Thailand is a country that is really welcoming of its guests. In fact 20 million visitors a year to be precise, so it’s well set up to cater to foreigners who prefer a few comforts now and then. Wherever you are in Thailand you’re never too far from some sophistication, and of course other foreigners for company.
You gap year here will be one of surprises, discovery, friendship and enchantment. Occasionally infuriating, but mostly enjoyable, Thailand is a country that is really welcoming of its guests. In fact 20 million visitors a year to be precise, so it’s well set up to cater to foreigners who prefer a few comforts now and then. Wherever you are in Thailand you’re never too far from some sophistication, and of course other foreigners for company.
There’s many different ways to experience the country. Most see it from the amazing beaches and islands, though living among the heavy touristy places can be expensive and jading. Bangkok is a heady city that excites some and accounts for the largest number of expats, but it’s expensive, pressured and one big traffic jam. Many teachers prefer to lead relaxed lives in smaller towns in the provinces.
The most interesting and authentic way to experience the country, even for a year, is living among the locals in the more rural countryside or provincial towns.
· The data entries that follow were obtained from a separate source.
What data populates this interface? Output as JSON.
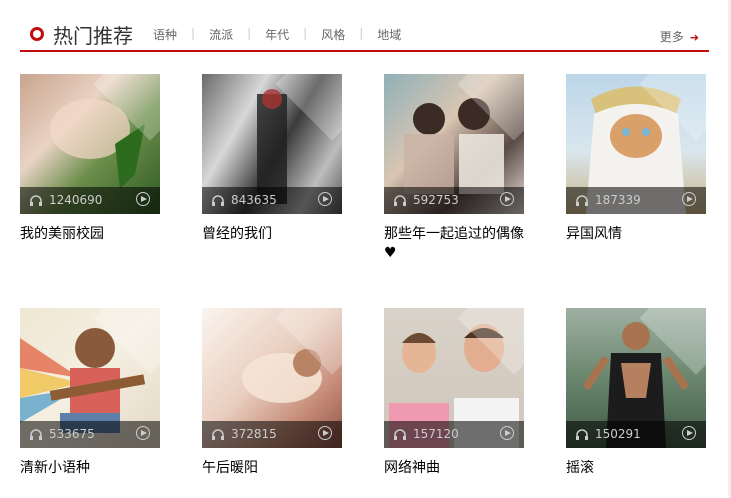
{
  "header": {
    "title": "热门推荐",
    "tabs": [
      "语种",
      "流派",
      "年代",
      "风格",
      "地域"
    ],
    "more_label": "更多"
  },
  "colors": {
    "accent": "#c10d0c"
  },
  "playlists": [
    {
      "name": "我的美丽校园",
      "plays": "1240690",
      "icon": "headset-icon"
    },
    {
      "name": "曾经的我们",
      "plays": "843635",
      "icon": "headset-icon"
    },
    {
      "name": "那些年一起追过的偶像",
      "name_suffix": "♥",
      "plays": "592753",
      "icon": "headset-icon"
    },
    {
      "name": "异国风情",
      "plays": "187339",
      "icon": "headset-icon"
    },
    {
      "name": "清新小语种",
      "plays": "533675",
      "icon": "headset-icon"
    },
    {
      "name": "午后暖阳",
      "plays": "372815",
      "icon": "headset-icon"
    },
    {
      "name": "网络神曲",
      "plays": "157120",
      "icon": "headset-icon"
    },
    {
      "name": "摇滚",
      "plays": "150291",
      "icon": "headset-icon"
    }
  ]
}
Think of yourself cycling through lush green rice paddies on your way to school, living in an old teak house, the site of a sparkling Thai temple from your balcony, or the lines of monks in the early morning on their alms rounds.
Live the fun life in Thailand
Wherever you end up, the Thais around you will be dedicated to living a fun life, where leisure and enjoyment are usually part of your routine. Meals are taken in restaurants, sumptuous meals for a dollar, so you never have to cook, then there’s the massage at the end of a long week, a few Chang beers enjoyed in the balmy weather at sunset, or friendly Thai neighbours, always inviting you out with them.
Under the TAP program you are fully legal to live and work in Thailand, the paperwork is done for you, and surprisingly good state health care is part of a typical employment contract. The best part about living here is it’s cheap, there’s not much you can’t afford in a daily routine. As a TEFL teachers you will be living well above the national average income.
Thailand is also a very pious Buddhist country and this just adds to the wonder of the whole place, there’s always some colourful religious festival going on, and the temple is at the heart of the community, with saffron-robed monks a common site. Everything gets blessed periodically, and the net result is a passive, forgiving and generally soft character.